Back when bricks and mortar retailers (like recent casualty, Debenhams) were thriving, returns were usually a sign of dissatisfaction and a roadblock for online retailers. Now, however, they’re – literally – part and parcel of the shopping experience.
With so many consumers living busy lives, online retail is thriving. But in the absence of being able to ‘try before they buy’ many shoppers rely on returns to get the goods they need In fact, 67% of online shoppers will check a returns page before making a purchase.
As a result, retailers need to ensure their own returns policies match customer expectations. But what do customers really want? What does the ideal returns policy look like?
Pains & Gains of Online Retail Returns
Online retail is big business here in the UK. Globally, the UK has the highest retail e-commerce sales as a percentage of total retail sales (15.6%) – ahead of China, Germany, and the US – and ranks second for average revenue per shopper (£1,600).
While eCommerce eliminates many of the traditional pain points of in-store retail – queuing, heavy bags, searching high and low for the right size/colour/make – it does lack some of the more positive benefits; such as being able to talk to a sales specialist in person; trying on clothing; and, of course, easily returning goods.
However, when you look at it, the issues that consumers have with eCommerce and returns are not all that different from the issues they have with high street stores. It’s just that things like the cost and inconvenience of taking something back has become replaced with the cost and inconvenience of posting it back.
Essentially, online retailers need to offer a good overall customer experience – and need to consider returns as an additional part of the purchase process.
Long Term Loyalty Through Hassle Free Returns
The reasons customers make returns are numerous and don’t necessarily reflect on product quality or any fault on the vendor’s part. However, regardless of the actual reason, the returns process itself needs to fulfil certain criteria in order to maintain customer happiness and a better overall experience. For example, no less than 58% of customers want a hassle-free no questions asked returns policy. Essentially this means giving them carte blanche to do what they want with purchases and simply hand them back.
Admittedly, this poses a risk on the retailer’s part, but think of this as ‘playing the long game’. A flexible returns experience fosters long term loyalty. And if your company is easy to do business with, even in the face of something contentious, word will spread.
Remember, the customer is always right (even when he’s not).
Who Should Pay for Returns?
Customers don’t want to pay for returns – especially if they’ve already shelled out on postage and packaging. And who can blame them? Online retailers usually have to take one for the team and cover the cost.
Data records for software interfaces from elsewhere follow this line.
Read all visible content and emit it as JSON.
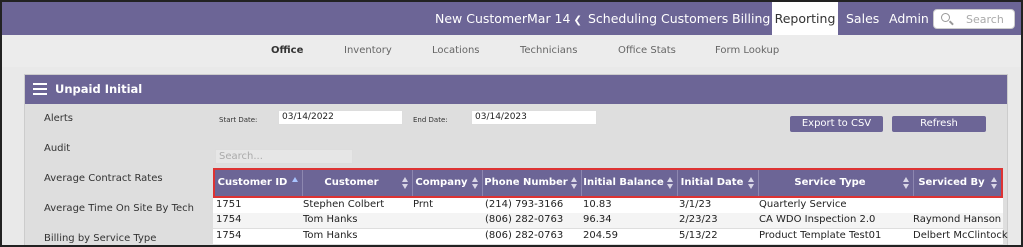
{
  "nav": {
    "items": [
      "New Customer",
      "Mar 14",
      "Scheduling",
      "Customers",
      "Billing",
      "Reporting",
      "Sales",
      "Admin"
    ],
    "active": "Reporting",
    "search_placeholder": "Search"
  },
  "subnav": {
    "items": [
      "Office",
      "Inventory",
      "Locations",
      "Technicians",
      "Office Stats",
      "Form Lookup"
    ],
    "active": "Office"
  },
  "panel": {
    "title": "Unpaid Initial",
    "menu": [
      "Alerts",
      "Audit",
      "Average Contract Rates",
      "Average Time On Site By Tech",
      "Billing by Service Type"
    ]
  },
  "filters": {
    "start_label": "Start Date:",
    "start_value": "03/14/2022",
    "end_label": "End Date:",
    "end_value": "03/14/2023",
    "export_label": "Export to CSV",
    "refresh_label": "Refresh",
    "table_search_placeholder": "Search..."
  },
  "table": {
    "columns": [
      "Customer ID",
      "Customer",
      "Company",
      "Phone Number",
      "Initial Balance",
      "Initial Date",
      "Service Type",
      "Serviced By"
    ],
    "rows": [
      [
        "1751",
        "Stephen Colbert",
        "Prnt",
        "(214) 793-3166",
        "10.83",
        "3/1/23",
        "Quarterly Service",
        ""
      ],
      [
        "1754",
        "Tom Hanks",
        "",
        "(806) 282-0763",
        "96.34",
        "2/23/23",
        "CA WDO Inspection 2.0",
        "Raymond Hanson"
      ],
      [
        "1754",
        "Tom Hanks",
        "",
        "(806) 282-0763",
        "204.59",
        "5/13/22",
        "Product Template Test01",
        "Delbert McClintock"
      ]
    ]
  },
  "colors": {
    "brand": "#6c6596",
    "highlight": "#dd3333"
  }
}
But how much do returns cost retailers? Well, according to The Financial Times – a whopping £60 billion a year. The same story reports that returns can cost companies three times more to process in the supply chain than the first time around, significantly eating into their margin.
Is there a way to overcome this? Perhaps. Clothing is by far the most bought item online, so one way to avoid ‘intentional returns’ – the habit of over ordering to return items in different sizes – could be to provide detailed sizing information, as many retailers are already doing.
Similarly, as the FT article outlines, more retailers are offering customers ‘premium’ memberships; offsetting the cost of returns with discounts and benefits; or simply charging more for larger return items – such as furniture or sports equipment. There are ways to recoup the costs, but loss leaders can often pave the way to increased profits.
Prioritise ‘Low Effort’
While the likes of ASOS, John Lewis, and Amazon might be better placed to absorb the cost of returns than smaller shops, let’s not forget that convenience is important too. A low effort experience is just as important as pricing.
But low effort doesn’t just apply to the actual ‘sending back’; it can also apply to the whole process. For example, retailers can compensate customers by sending pre-printed address designed for returns; or they might provide email advice on how to send back items – rather than relying on customers to read the small print. A courier collection service would work well too – to spare customers the pain of taking packaged items back to the post office: enduring the inevitable lunchtime queues.
Offering a seamless, customer-focused returns policy is no minor inconvenience for online retailers. But handling returns correctly, and making the process transparent and user-friendly, is a feather in the cap for customer experience and ultimately has a lasting impact on brand reputation. After all, why do people shop online in the first place? Because it’s fast, convenient, easy, and often cheaper. So it’s only natural that returns policies should follow suit.